Zhitkovich said his team's research, published in Nucleic Acids Research, might have policy implications. When combined with vitamin C, chromium 6 caused genetic damage in cells in doses four times lower than current federal standards, Zhitkovich said. If additional research backs these findings, he said federal regulators might want to lower exposure standards.
Zhitkovich is part of a major Brown research initiative, the Superfund Research Program, which addresses the health and environmental concerns created by hazardous waste contamination. As part of this program, funded by the National Institute of Environmental Health Sciences, Zhitkovich is conducting basic research that may result in a medical test that assesses DNA damage from hexavalent chromium.
Former Brown graduate student Mindy Reynolds was lead author of the journal article. Brown research assistant Lauren Stoddard and postdoctoral research associate Ivan Bespalov also took part in the research.
Columbia University SRP Director Elected to the Collegium Ramazzini

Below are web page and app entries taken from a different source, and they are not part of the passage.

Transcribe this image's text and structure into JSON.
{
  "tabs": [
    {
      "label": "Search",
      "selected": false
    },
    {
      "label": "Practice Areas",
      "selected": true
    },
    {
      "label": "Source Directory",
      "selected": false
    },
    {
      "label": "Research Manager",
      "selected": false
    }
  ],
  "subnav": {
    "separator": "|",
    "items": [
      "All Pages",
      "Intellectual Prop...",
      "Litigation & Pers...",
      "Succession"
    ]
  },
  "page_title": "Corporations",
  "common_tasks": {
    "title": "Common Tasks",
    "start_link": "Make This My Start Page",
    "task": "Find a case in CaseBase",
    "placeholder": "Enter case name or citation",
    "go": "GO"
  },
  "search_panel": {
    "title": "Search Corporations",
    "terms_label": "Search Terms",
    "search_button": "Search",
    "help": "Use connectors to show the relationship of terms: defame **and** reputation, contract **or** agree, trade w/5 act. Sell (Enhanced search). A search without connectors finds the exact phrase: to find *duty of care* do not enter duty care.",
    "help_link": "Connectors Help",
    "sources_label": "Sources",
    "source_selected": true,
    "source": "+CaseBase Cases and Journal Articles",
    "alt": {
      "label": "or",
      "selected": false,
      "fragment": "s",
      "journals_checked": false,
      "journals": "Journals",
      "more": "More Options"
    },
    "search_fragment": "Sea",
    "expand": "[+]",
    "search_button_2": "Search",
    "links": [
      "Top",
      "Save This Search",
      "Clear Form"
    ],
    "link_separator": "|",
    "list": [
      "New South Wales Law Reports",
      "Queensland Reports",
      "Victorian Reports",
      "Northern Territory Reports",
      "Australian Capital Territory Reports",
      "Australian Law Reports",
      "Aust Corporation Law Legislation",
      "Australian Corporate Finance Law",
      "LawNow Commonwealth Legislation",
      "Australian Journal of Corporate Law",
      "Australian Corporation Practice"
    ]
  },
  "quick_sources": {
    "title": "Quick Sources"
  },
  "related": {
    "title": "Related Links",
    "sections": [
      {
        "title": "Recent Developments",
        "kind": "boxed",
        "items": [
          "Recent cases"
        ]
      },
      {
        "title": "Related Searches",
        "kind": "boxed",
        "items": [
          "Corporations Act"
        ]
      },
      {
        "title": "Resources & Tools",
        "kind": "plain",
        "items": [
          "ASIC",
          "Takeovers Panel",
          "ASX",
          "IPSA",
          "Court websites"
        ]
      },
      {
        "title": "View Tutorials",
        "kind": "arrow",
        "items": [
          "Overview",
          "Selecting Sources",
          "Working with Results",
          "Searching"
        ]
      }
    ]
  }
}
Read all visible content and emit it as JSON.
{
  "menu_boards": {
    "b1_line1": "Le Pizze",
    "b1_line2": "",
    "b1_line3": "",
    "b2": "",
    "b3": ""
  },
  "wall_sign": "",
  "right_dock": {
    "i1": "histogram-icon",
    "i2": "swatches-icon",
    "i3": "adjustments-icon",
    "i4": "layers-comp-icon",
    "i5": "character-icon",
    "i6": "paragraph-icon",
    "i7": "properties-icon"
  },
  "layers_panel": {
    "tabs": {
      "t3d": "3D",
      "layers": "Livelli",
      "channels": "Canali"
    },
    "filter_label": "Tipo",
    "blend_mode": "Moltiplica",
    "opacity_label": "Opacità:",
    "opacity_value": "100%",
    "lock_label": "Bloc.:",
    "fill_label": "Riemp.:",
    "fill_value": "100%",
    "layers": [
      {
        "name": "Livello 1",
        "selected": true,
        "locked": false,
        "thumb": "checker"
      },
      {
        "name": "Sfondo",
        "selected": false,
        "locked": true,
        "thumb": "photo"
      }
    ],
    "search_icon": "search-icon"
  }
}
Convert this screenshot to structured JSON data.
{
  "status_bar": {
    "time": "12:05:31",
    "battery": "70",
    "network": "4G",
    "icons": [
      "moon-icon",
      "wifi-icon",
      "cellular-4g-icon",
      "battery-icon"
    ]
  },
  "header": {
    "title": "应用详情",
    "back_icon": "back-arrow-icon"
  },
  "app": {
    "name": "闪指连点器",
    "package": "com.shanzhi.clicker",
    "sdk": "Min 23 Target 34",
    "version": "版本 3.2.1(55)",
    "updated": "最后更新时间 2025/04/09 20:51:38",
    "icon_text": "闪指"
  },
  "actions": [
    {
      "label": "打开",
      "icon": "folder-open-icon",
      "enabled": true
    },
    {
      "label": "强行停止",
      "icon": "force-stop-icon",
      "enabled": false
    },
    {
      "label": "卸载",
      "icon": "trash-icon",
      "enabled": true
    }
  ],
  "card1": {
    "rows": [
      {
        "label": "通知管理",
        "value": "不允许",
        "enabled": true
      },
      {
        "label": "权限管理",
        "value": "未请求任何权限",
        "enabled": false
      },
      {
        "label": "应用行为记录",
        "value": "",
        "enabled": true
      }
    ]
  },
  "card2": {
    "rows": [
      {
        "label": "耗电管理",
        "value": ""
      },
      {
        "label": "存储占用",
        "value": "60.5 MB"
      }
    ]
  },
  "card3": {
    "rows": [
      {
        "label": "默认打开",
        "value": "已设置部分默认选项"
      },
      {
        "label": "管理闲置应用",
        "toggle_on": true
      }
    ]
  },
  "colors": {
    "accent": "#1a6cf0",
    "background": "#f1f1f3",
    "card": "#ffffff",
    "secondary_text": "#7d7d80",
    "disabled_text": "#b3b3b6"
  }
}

Joseph Graziano, PhD, SRP Director at Columbia University was elected "Fellow of the Collegium Ramazzini", an international academy of experts in the fields of occupational and environmental health. The Collegium Ramazzini assesses risks in the workplace and the environment. It focuses primarily on identifying preventable risk factors and transmits its views on these hazards and their prevention to policy-making bodies, authorities, agencies, and the public. Congratulations Joe!